April 22, 2015 by Jean
When I was working, I was very engaged in my workplace – the type of faculty member who cared deeply about students, worked hard at making improvements to the institution and its curriculum, was regularly tapped to chair committees and departments, and whose opinions were respected. Based on that record, many expected me to remain deeply engaged with the institution when I retired.
Although I didn’t expect the same level of engagement that others seemed to expect of me, I also didn’t expect to react the way a close friend did when she retired a number of years ago from the directorship of an educational program that she had founded and that had been, in her words, her “life’s work.” I was shocked at how quickly she disengaged. Only a few months after she retired, when the new program director contacted her for advice, she had none to offer, explaining that she had “put all that behind her” and no longer thought about these issues. At the time, I attributed her rapid disengagement to the adverse circumstances (lack of support from top administrators) that had precipitated her retirement.
So I was surprised when, during lunch with a former colleague on my first day back visiting my former workplace, she asked me, “If you could change just one thing about the institution, what would it be?” and I heard myself responding that the question was difficult to answer because I hadn’t been giving the institution and its issues much thought. It turns out that as I moved away physically and emotionally into my new life, I too quickly disengaged.
As I spent a week in Gettysburg, however, much of it on campus and visiting with former co-workers, I found myself becoming re-engaged. I checked out the new retirement incentive package and discussed it with friends. And I found myself becoming especially re-engaged with the politics of space on campus, something I had long involvement with during my employment at the College as a member (and sometimes chair) of a department with serious space issues. As I discussed current space controversies with friends, I found myself becoming passionate about them and eloquent about the symbolic meanings of space.
Now, a week after returning home, I am wondering what I was so worked up about. Once again, physical distance seems to to have brought emotional distance. All of this leads me to think that a retiree’s engagement with or disengagement from the former workplace may be a function of on-going relationship to that workplace.

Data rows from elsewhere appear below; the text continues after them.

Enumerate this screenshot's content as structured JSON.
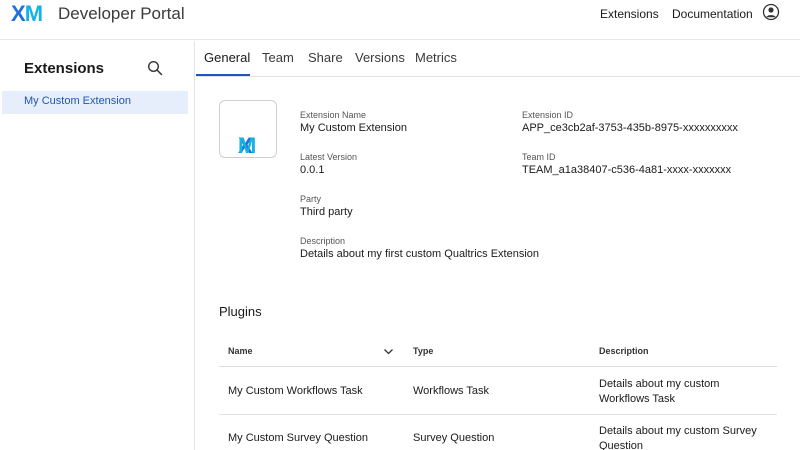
{
  "header": {
    "logo_x": "X",
    "logo_m": "M",
    "title": "Developer Portal",
    "nav": [
      "Extensions",
      "Documentation"
    ],
    "user_icon": "user-circle-icon"
  },
  "sidebar": {
    "title": "Extensions",
    "search_icon": "search-icon",
    "items": [
      {
        "label": "My Custom Extension",
        "selected": true
      }
    ]
  },
  "tabs": [
    {
      "label": "General",
      "active": true
    },
    {
      "label": "Team"
    },
    {
      "label": "Share"
    },
    {
      "label": "Versions"
    },
    {
      "label": "Metrics"
    }
  ],
  "extension": {
    "logo_x": "X",
    "logo_m": "M",
    "name_label": "Extension Name",
    "name": "My Custom Extension",
    "id_label": "Extension ID",
    "id": "APP_ce3cb2af-3753-435b-8975-xxxxxxxxxx",
    "version_label": "Latest Version",
    "version": "0.0.1",
    "team_label": "Team ID",
    "team": "TEAM_a1a38407-c536-4a81-xxxx-xxxxxxx",
    "party_label": "Party",
    "party": "Third party",
    "description_label": "Description",
    "description": "Details about my first custom Qualtrics Extension"
  },
  "plugins": {
    "title": "Plugins",
    "columns": [
      "Name",
      "Type",
      "Description"
    ],
    "rows": [
      {
        "name": "My Custom Workflows Task",
        "type": "Workflows Task",
        "description": "Details about my custom Workflows Task"
      },
      {
        "name": "My Custom Survey Question",
        "type": "Survey Question",
        "description": "Details about my custom Survey Question"
      }
    ]
  },
  "colors": {
    "accent": "#1f56b8",
    "selected_bg": "#e6eefb",
    "logo_blue": "#1f6fdc",
    "logo_cyan": "#15b2e5"
  }
}
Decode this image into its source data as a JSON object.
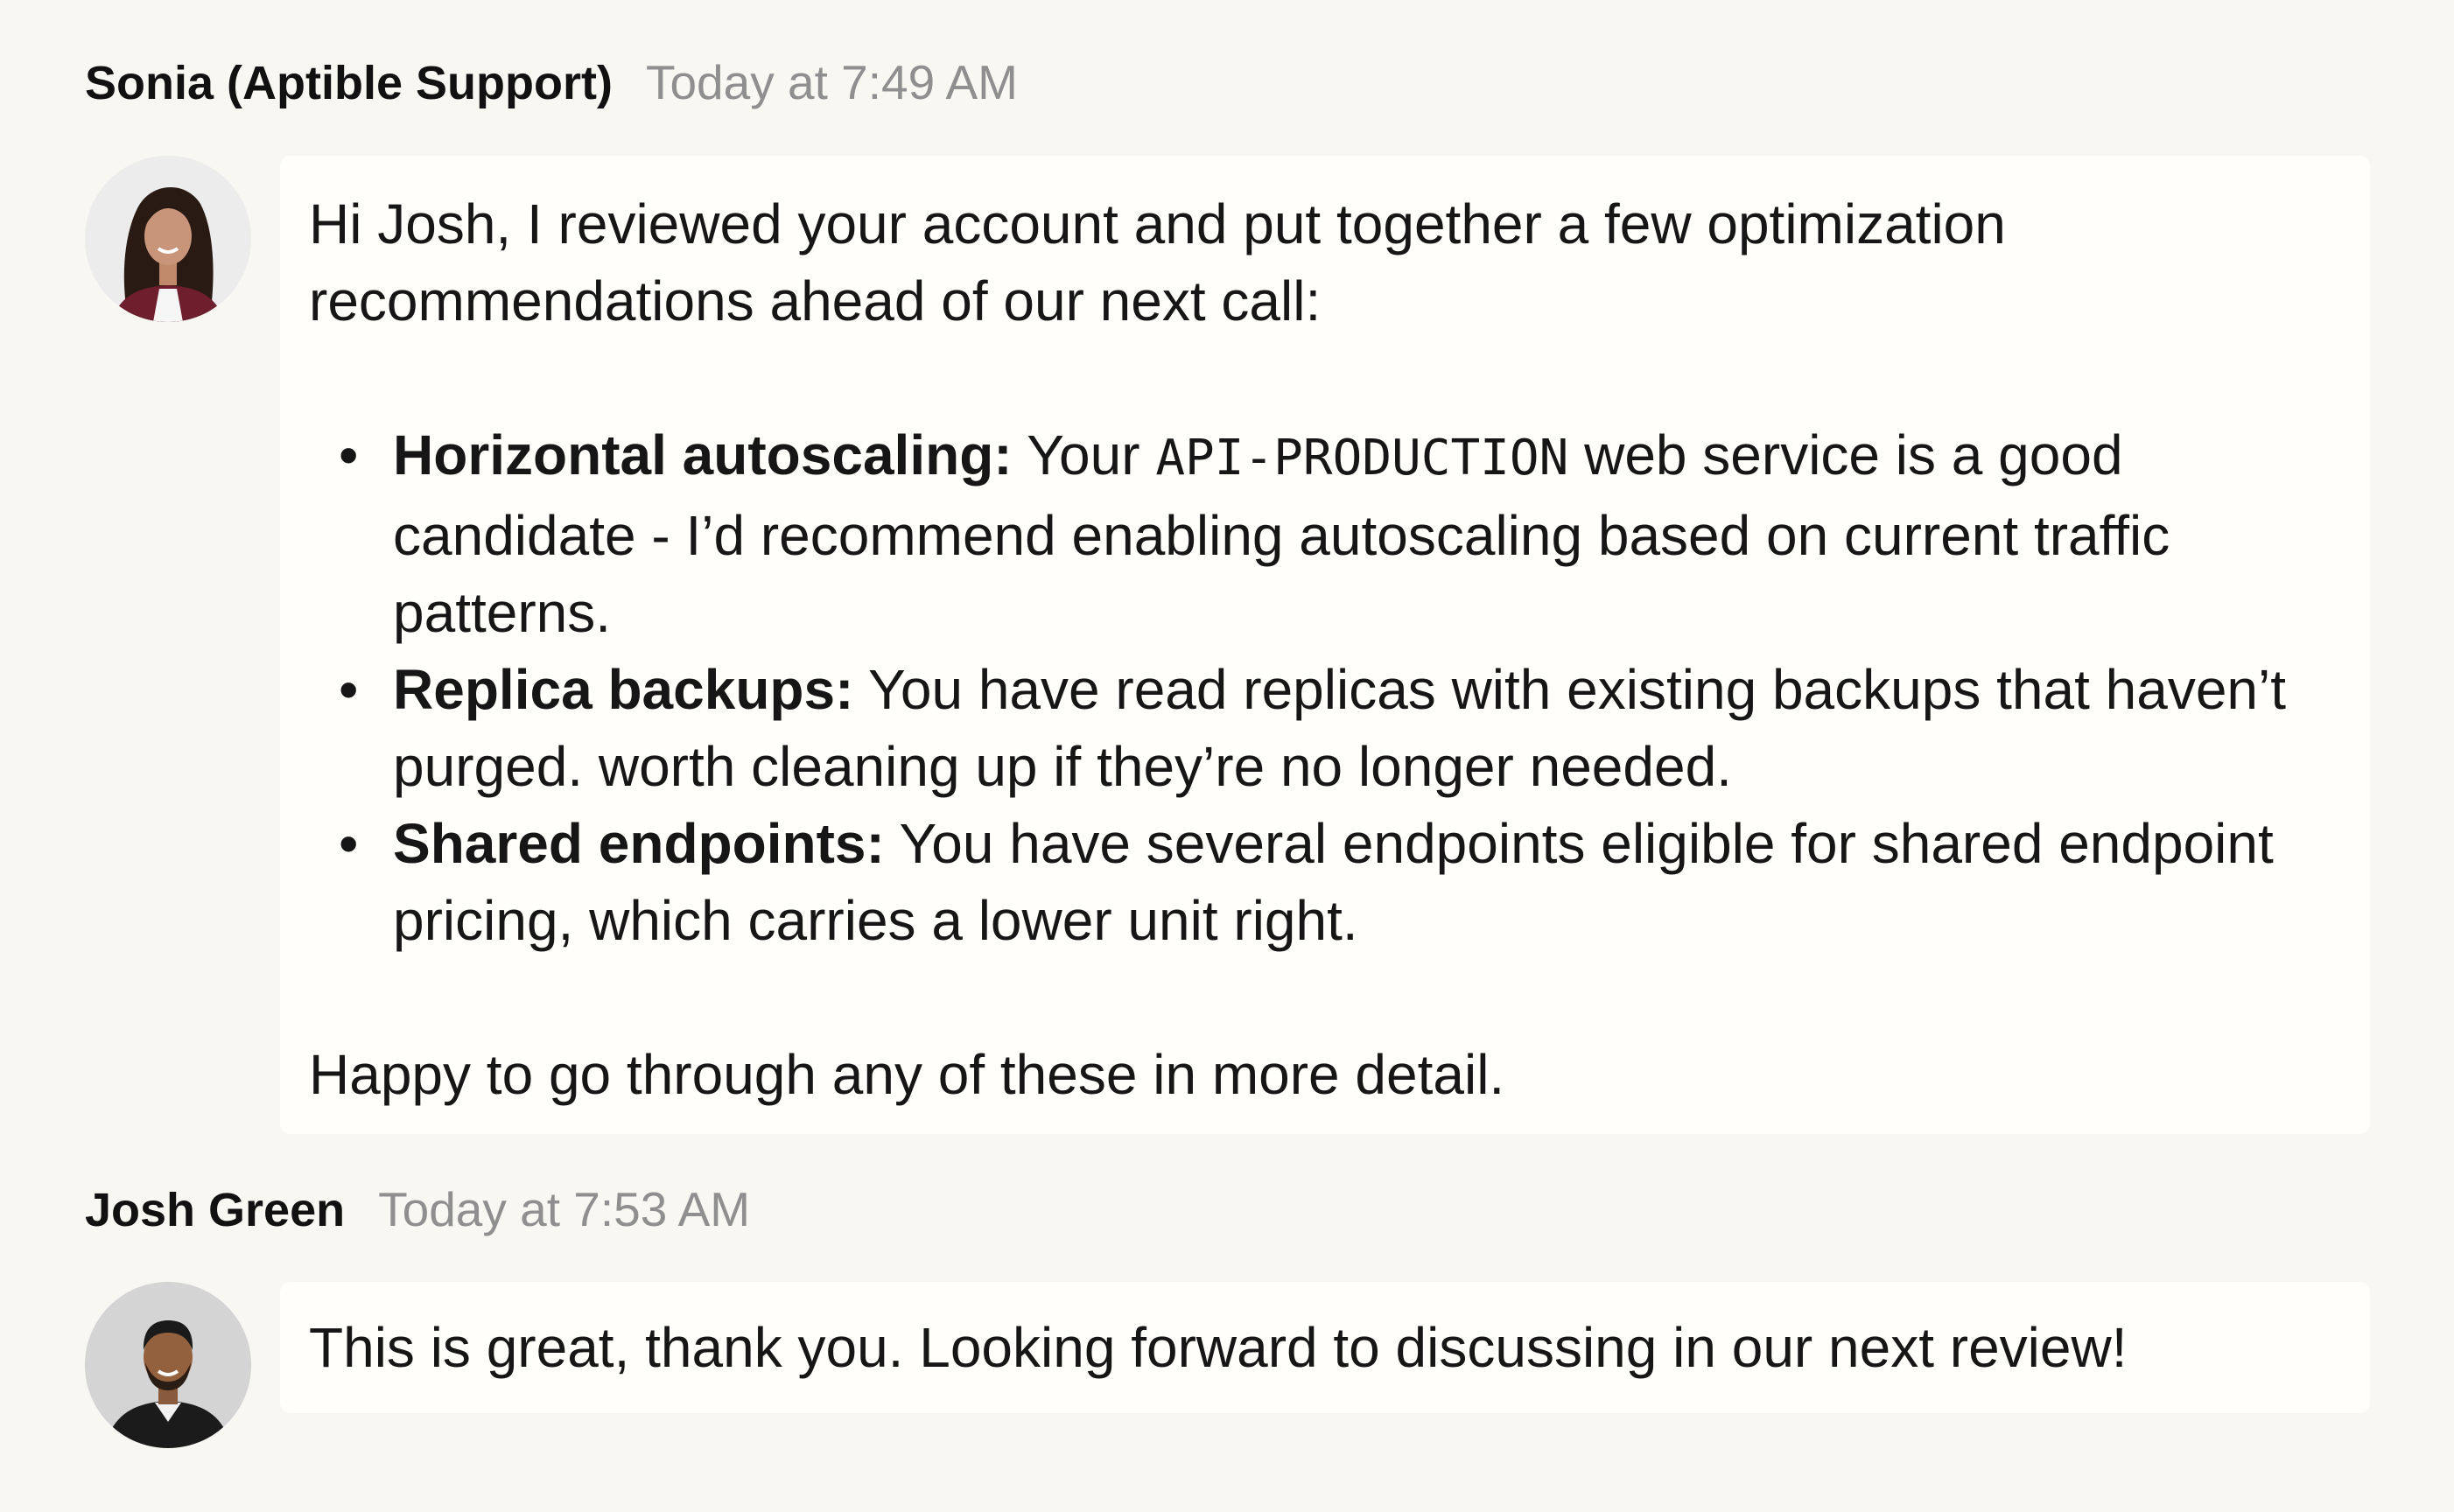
{
  "messages": [
    {
      "author": "Sonia (Aptible Support)",
      "timestamp": "Today at 7:49 AM",
      "avatar": "avatar-photo-woman",
      "intro": "Hi Josh, I reviewed your account and put together a few optimization recommendations ahead of our next call:",
      "bullets": [
        {
          "title": "Horizontal autoscaling:",
          "text_before": " Your ",
          "code": "API-PRODUCTION",
          "text_after": " web service is a good candidate - I’d recommend enabling autoscaling based on current traffic patterns."
        },
        {
          "title": "Replica backups:",
          "text": " You have read replicas with existing backups that haven’t purged. worth cleaning up if they’re no longer needed."
        },
        {
          "title": "Shared endpoints:",
          "text": " You have several endpoints eligible for shared endpoint pricing, which carries a lower unit right."
        }
      ],
      "outro": "Happy to go through any of these in more detail."
    },
    {
      "author": "Josh Green",
      "timestamp": "Today at 7:53 AM",
      "avatar": "avatar-photo-man",
      "text": "This is great, thank you. Looking forward to discussing in our next review!"
    }
  ],
  "bullet_glyph": "•",
  "colors": {
    "background": "#f9f7f1",
    "bubble": "#fffefa",
    "text": "#161616",
    "timestamp": "#8f8f8f"
  }
}
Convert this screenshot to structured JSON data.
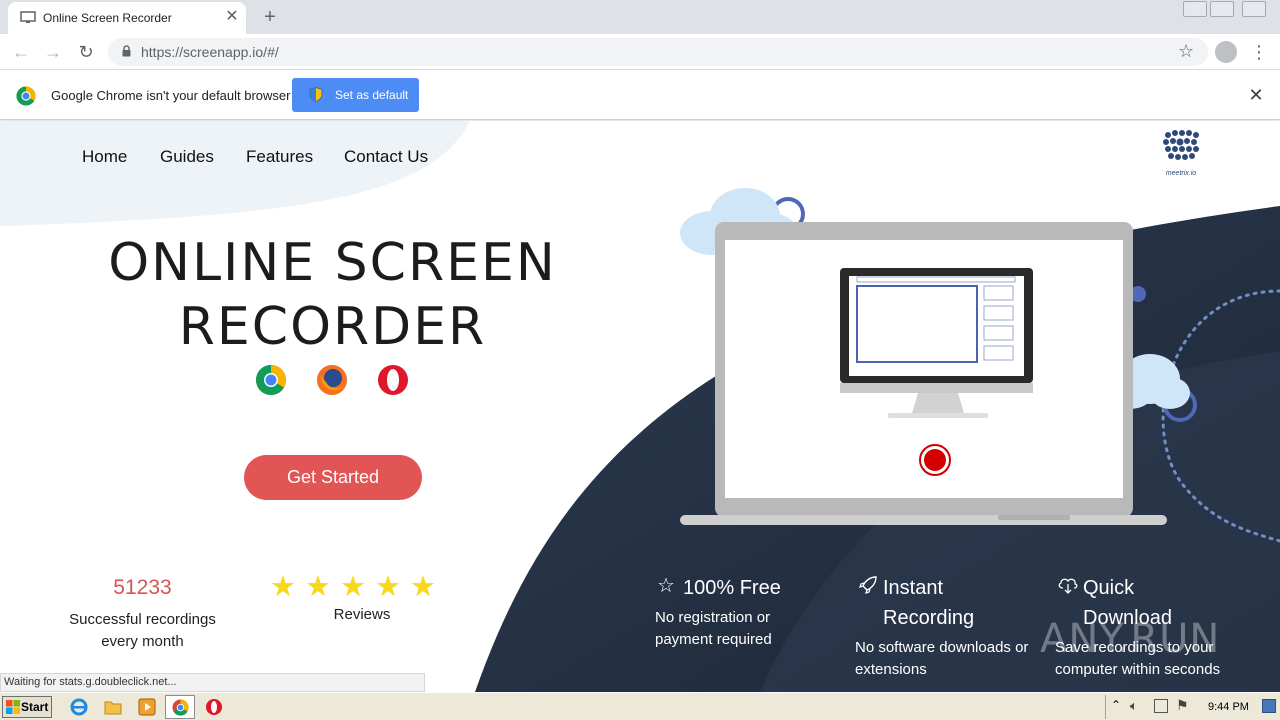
{
  "browser": {
    "tab_title": "Online Screen Recorder",
    "url": "https://screenapp.io/#/",
    "infobar_text": "Google Chrome isn't your default browser",
    "infobar_button": "Set as default"
  },
  "nav": {
    "items": [
      "Home",
      "Guides",
      "Features",
      "Contact Us"
    ],
    "logo_text": "meetrix.io"
  },
  "hero": {
    "title_line1": "ONLINE SCREEN",
    "title_line2": "RECORDER",
    "browsers": [
      "chrome-icon",
      "firefox-icon",
      "opera-icon"
    ],
    "cta": "Get Started"
  },
  "stats": {
    "count": "51233",
    "count_label": "Successful recordings every month",
    "stars": "★★★★★",
    "rating": 5,
    "reviews_label": "Reviews"
  },
  "features": [
    {
      "icon": "star-outline-icon",
      "title": "100% Free",
      "desc": "No registration or payment required"
    },
    {
      "icon": "rocket-icon",
      "title": "Instant Recording",
      "desc": "No software downloads or extensions"
    },
    {
      "icon": "cloud-download-icon",
      "title": "Quick Download",
      "desc": "Save recordings to your computer within seconds"
    }
  ],
  "status_bar": "Waiting for stats.g.doubleclick.net...",
  "watermark": "ANY.RUN",
  "taskbar": {
    "start_label": "Start",
    "clock": "9:44 PM"
  },
  "colors": {
    "cta": "#e15555",
    "dark_panel": "#253246",
    "accent_blue": "#4d8cf5",
    "count_red": "#d9534f",
    "star_yellow": "#f7d81c"
  }
}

Continuing to live near the former workplace, interacting regularly with those who still work there, and visiting the workplace frequently are all factors that are likely to generate continued engagement.
Now I am wondering whether I will become re-engaged with an educational institution that I worked for in the 1980s, before I began my career in Gettysburg. My home in Maine is only a few miles from this early workplace, and I have a number of friends and acquaintances who work there. I also attend events on campus several times a year with some of those friends. All the members of my W.O.W. retiree group are recently retired from this same institution, and two of them are on campus regularly to use retiree office space. When we all got together for lunch yesterday, a recent campus controversy was the first topic of conversation. I can’t really imagine that I will start caring about the politics of an institution that I parted ways with decades ago. But will the years that have elapsed since I was a committed and deeply engaged member of that faculty offset the influence of proximity, interactions with employees, and visits to campus? Time will tell.